RECORDS PROVIDED Start Marker

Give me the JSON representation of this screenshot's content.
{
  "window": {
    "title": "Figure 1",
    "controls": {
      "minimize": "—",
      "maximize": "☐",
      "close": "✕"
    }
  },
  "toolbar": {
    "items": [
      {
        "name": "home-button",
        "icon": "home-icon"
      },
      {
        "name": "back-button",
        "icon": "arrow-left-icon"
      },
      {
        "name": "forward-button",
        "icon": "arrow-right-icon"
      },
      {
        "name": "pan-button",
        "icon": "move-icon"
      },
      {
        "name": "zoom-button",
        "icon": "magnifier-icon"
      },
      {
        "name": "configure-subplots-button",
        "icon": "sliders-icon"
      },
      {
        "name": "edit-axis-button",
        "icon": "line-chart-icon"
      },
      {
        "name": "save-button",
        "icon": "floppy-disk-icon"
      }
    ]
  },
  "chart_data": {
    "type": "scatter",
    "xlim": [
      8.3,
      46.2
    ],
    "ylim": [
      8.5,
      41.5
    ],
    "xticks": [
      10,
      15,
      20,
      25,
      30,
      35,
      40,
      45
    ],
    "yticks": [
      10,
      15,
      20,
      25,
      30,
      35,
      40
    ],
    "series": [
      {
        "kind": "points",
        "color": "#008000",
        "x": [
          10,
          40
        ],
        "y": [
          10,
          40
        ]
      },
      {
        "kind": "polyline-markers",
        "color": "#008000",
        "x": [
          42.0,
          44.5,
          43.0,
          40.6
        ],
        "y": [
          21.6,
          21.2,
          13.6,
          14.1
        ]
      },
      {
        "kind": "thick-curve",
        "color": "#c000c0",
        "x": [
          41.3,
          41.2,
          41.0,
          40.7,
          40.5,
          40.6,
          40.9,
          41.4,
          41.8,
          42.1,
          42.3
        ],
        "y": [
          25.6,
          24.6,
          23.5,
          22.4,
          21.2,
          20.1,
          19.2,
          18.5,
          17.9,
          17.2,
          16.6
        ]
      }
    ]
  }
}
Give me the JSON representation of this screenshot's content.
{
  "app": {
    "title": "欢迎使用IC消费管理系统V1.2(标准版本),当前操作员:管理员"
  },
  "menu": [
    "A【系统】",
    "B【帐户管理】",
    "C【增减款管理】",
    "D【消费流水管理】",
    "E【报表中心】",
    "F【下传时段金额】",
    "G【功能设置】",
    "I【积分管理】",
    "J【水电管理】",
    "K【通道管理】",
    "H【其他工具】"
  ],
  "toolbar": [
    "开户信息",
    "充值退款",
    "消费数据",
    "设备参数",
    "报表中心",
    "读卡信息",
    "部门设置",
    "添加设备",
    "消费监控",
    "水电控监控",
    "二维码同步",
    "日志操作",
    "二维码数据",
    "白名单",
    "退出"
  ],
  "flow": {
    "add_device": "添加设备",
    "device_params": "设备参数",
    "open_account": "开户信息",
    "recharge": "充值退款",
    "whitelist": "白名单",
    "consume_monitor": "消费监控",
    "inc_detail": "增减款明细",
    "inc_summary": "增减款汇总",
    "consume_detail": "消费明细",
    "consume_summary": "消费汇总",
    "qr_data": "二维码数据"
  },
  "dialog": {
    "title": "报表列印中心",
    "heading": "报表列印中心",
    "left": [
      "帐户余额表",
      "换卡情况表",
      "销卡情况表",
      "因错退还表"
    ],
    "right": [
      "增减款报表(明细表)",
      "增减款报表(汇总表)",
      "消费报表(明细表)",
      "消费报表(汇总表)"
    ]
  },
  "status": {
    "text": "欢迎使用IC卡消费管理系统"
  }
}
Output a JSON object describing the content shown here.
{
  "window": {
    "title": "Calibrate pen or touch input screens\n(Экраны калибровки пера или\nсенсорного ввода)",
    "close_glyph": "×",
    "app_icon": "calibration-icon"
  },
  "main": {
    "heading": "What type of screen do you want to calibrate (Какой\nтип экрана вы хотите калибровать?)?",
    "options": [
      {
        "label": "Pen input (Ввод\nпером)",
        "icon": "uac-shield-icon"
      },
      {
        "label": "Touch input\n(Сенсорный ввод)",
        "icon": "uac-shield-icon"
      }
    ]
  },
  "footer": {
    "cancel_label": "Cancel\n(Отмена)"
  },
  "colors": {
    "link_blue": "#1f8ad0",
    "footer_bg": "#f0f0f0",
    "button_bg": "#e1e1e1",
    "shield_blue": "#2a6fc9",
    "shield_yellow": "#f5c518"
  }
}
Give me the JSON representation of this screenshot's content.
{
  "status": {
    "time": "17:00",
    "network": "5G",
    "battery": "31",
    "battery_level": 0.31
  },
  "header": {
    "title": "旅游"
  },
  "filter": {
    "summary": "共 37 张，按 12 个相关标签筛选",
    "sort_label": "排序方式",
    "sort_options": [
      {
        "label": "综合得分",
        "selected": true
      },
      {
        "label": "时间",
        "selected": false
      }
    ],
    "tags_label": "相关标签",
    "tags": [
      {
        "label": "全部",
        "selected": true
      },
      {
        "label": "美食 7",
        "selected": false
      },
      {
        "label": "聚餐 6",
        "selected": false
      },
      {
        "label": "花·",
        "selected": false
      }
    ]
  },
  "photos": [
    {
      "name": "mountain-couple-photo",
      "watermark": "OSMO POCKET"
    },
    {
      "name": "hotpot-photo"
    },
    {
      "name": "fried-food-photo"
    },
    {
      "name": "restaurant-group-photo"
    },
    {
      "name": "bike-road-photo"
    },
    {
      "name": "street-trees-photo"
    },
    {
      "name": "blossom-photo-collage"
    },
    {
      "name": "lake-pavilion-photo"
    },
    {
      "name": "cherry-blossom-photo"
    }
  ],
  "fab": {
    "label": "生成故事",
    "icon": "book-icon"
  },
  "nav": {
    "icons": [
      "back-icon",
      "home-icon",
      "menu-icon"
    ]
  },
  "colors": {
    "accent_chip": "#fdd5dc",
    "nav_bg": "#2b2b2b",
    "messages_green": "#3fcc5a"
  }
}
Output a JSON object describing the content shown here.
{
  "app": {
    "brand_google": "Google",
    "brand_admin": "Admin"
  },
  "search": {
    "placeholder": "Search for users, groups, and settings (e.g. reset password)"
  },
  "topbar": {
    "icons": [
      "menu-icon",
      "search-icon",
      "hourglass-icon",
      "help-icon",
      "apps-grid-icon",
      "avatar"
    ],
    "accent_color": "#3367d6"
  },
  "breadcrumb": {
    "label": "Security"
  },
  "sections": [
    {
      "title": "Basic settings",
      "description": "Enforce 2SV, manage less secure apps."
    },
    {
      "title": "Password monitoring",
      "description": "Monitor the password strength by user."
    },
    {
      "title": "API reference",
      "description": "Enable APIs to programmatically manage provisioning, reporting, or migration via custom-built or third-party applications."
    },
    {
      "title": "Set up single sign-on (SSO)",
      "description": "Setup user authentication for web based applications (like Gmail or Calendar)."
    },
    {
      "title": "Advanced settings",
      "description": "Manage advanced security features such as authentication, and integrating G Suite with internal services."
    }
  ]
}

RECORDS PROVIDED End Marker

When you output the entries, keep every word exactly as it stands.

Give me the JSON representation of this screenshot's content.
{
  "window": {
    "title": "Figure 1",
    "controls": {
      "minimize": "—",
      "maximize": "☐",
      "close": "✕"
    }
  },
  "toolbar": {
    "items": [
      {
        "name": "home-button",
        "icon": "home-icon"
      },
      {
        "name": "back-button",
        "icon": "arrow-left-icon"
      },
      {
        "name": "forward-button",
        "icon": "arrow-right-icon"
      },
      {
        "name": "pan-button",
        "icon": "move-icon"
      },
      {
        "name": "zoom-button",
        "icon": "magnifier-icon"
      },
      {
        "name": "configure-subplots-button",
        "icon": "sliders-icon"
      },
      {
        "name": "edit-axis-button",
        "icon": "line-chart-icon"
      },
      {
        "name": "save-button",
        "icon": "floppy-disk-icon"
      }
    ]
  },
  "chart_data": {
    "type": "scatter",
    "xlim": [
      8.3,
      46.2
    ],
    "ylim": [
      8.5,
      41.5
    ],
    "xticks": [
      10,
      15,
      20,
      25,
      30,
      35,
      40,
      45
    ],
    "yticks": [
      10,
      15,
      20,
      25,
      30,
      35,
      40
    ],
    "series": [
      {
        "kind": "points",
        "color": "#008000",
        "x": [
          10,
          40
        ],
        "y": [
          10,
          40
        ]
      },
      {
        "kind": "polyline-markers",
        "color": "#008000",
        "x": [
          42.0,
          44.5,
          43.0,
          40.6
        ],
        "y": [
          21.6,
          21.2,
          13.6,
          14.1
        ]
      },
      {
        "kind": "thick-curve",
        "color": "#c000c0",
        "x": [
          41.3,
          41.2,
          41.0,
          40.7,
          40.5,
          40.6,
          40.9,
          41.4,
          41.8,
          42.1,
          42.3
        ],
        "y": [
          25.6,
          24.6,
          23.5,
          22.4,
          21.2,
          20.1,
          19.2,
          18.5,
          17.9,
          17.2,
          16.6
        ]
      }
    ]
  }
}
Give me the JSON representation of this screenshot's content.
{
  "app": {
    "title": "欢迎使用IC消费管理系统V1.2(标准版本),当前操作员:管理员"
  },
  "menu": [
    "A【系统】",
    "B【帐户管理】",
    "C【增减款管理】",
    "D【消费流水管理】",
    "E【报表中心】",
    "F【下传时段金额】",
    "G【功能设置】",
    "I【积分管理】",
    "J【水电管理】",
    "K【通道管理】",
    "H【其他工具】"
  ],
  "toolbar": [
    "开户信息",
    "充值退款",
    "消费数据",
    "设备参数",
    "报表中心",
    "读卡信息",
    "部门设置",
    "添加设备",
    "消费监控",
    "水电控监控",
    "二维码同步",
    "日志操作",
    "二维码数据",
    "白名单",
    "退出"
  ],
  "flow": {
    "add_device": "添加设备",
    "device_params": "设备参数",
    "open_account": "开户信息",
    "recharge": "充值退款",
    "whitelist": "白名单",
    "consume_monitor": "消费监控",
    "inc_detail": "增减款明细",
    "inc_summary": "增减款汇总",
    "consume_detail": "消费明细",
    "consume_summary": "消费汇总",
    "qr_data": "二维码数据"
  },
  "dialog": {
    "title": "报表列印中心",
    "heading": "报表列印中心",
    "left": [
      "帐户余额表",
      "换卡情况表",
      "销卡情况表",
      "因错退还表"
    ],
    "right": [
      "增减款报表(明细表)",
      "增减款报表(汇总表)",
      "消费报表(明细表)",
      "消费报表(汇总表)"
    ]
  },
  "status": {
    "text": "欢迎使用IC卡消费管理系统"
  }
}
Output a JSON object describing the content shown here.
{
  "window": {
    "title": "Calibrate pen or touch input screens\n(Экраны калибровки пера или\nсенсорного ввода)",
    "close_glyph": "×",
    "app_icon": "calibration-icon"
  },
  "main": {
    "heading": "What type of screen do you want to calibrate (Какой\nтип экрана вы хотите калибровать?)?",
    "options": [
      {
        "label": "Pen input (Ввод\nпером)",
        "icon": "uac-shield-icon"
      },
      {
        "label": "Touch input\n(Сенсорный ввод)",
        "icon": "uac-shield-icon"
      }
    ]
  },
  "footer": {
    "cancel_label": "Cancel\n(Отмена)"
  },
  "colors": {
    "link_blue": "#1f8ad0",
    "footer_bg": "#f0f0f0",
    "button_bg": "#e1e1e1",
    "shield_blue": "#2a6fc9",
    "shield_yellow": "#f5c518"
  }
}
Give me the JSON representation of this screenshot's content.
{
  "status": {
    "time": "17:00",
    "network": "5G",
    "battery": "31",
    "battery_level": 0.31
  },
  "header": {
    "title": "旅游"
  },
  "filter": {
    "summary": "共 37 张，按 12 个相关标签筛选",
    "sort_label": "排序方式",
    "sort_options": [
      {
        "label": "综合得分",
        "selected": true
      },
      {
        "label": "时间",
        "selected": false
      }
    ],
    "tags_label": "相关标签",
    "tags": [
      {
        "label": "全部",
        "selected": true
      },
      {
        "label": "美食 7",
        "selected": false
      },
      {
        "label": "聚餐 6",
        "selected": false
      },
      {
        "label": "花·",
        "selected": false
      }
    ]
  },
  "photos": [
    {
      "name": "mountain-couple-photo",
      "watermark": "OSMO POCKET"
    },
    {
      "name": "hotpot-photo"
    },
    {
      "name": "fried-food-photo"
    },
    {
      "name": "restaurant-group-photo"
    },
    {
      "name": "bike-road-photo"
    },
    {
      "name": "street-trees-photo"
    },
    {
      "name": "blossom-photo-collage"
    },
    {
      "name": "lake-pavilion-photo"
    },
    {
      "name": "cherry-blossom-photo"
    }
  ],
  "fab": {
    "label": "生成故事",
    "icon": "book-icon"
  },
  "nav": {
    "icons": [
      "back-icon",
      "home-icon",
      "menu-icon"
    ]
  },
  "colors": {
    "accent_chip": "#fdd5dc",
    "nav_bg": "#2b2b2b",
    "messages_green": "#3fcc5a"
  }
}
Output a JSON object describing the content shown here.
{
  "app": {
    "brand_google": "Google",
    "brand_admin": "Admin"
  },
  "search": {
    "placeholder": "Search for users, groups, and settings (e.g. reset password)"
  },
  "topbar": {
    "icons": [
      "menu-icon",
      "search-icon",
      "hourglass-icon",
      "help-icon",
      "apps-grid-icon",
      "avatar"
    ],
    "accent_color": "#3367d6"
  },
  "breadcrumb": {
    "label": "Security"
  },
  "sections": [
    {
      "title": "Basic settings",
      "description": "Enforce 2SV, manage less secure apps."
    },
    {
      "title": "Password monitoring",
      "description": "Monitor the password strength by user."
    },
    {
      "title": "API reference",
      "description": "Enable APIs to programmatically manage provisioning, reporting, or migration via custom-built or third-party applications."
    },
    {
      "title": "Set up single sign-on (SSO)",
      "description": "Setup user authentication for web based applications (like Gmail or Calendar)."
    },
    {
      "title": "Advanced settings",
      "description": "Manage advanced security features such as authentication, and integrating G Suite with internal services."
    }
  ]
}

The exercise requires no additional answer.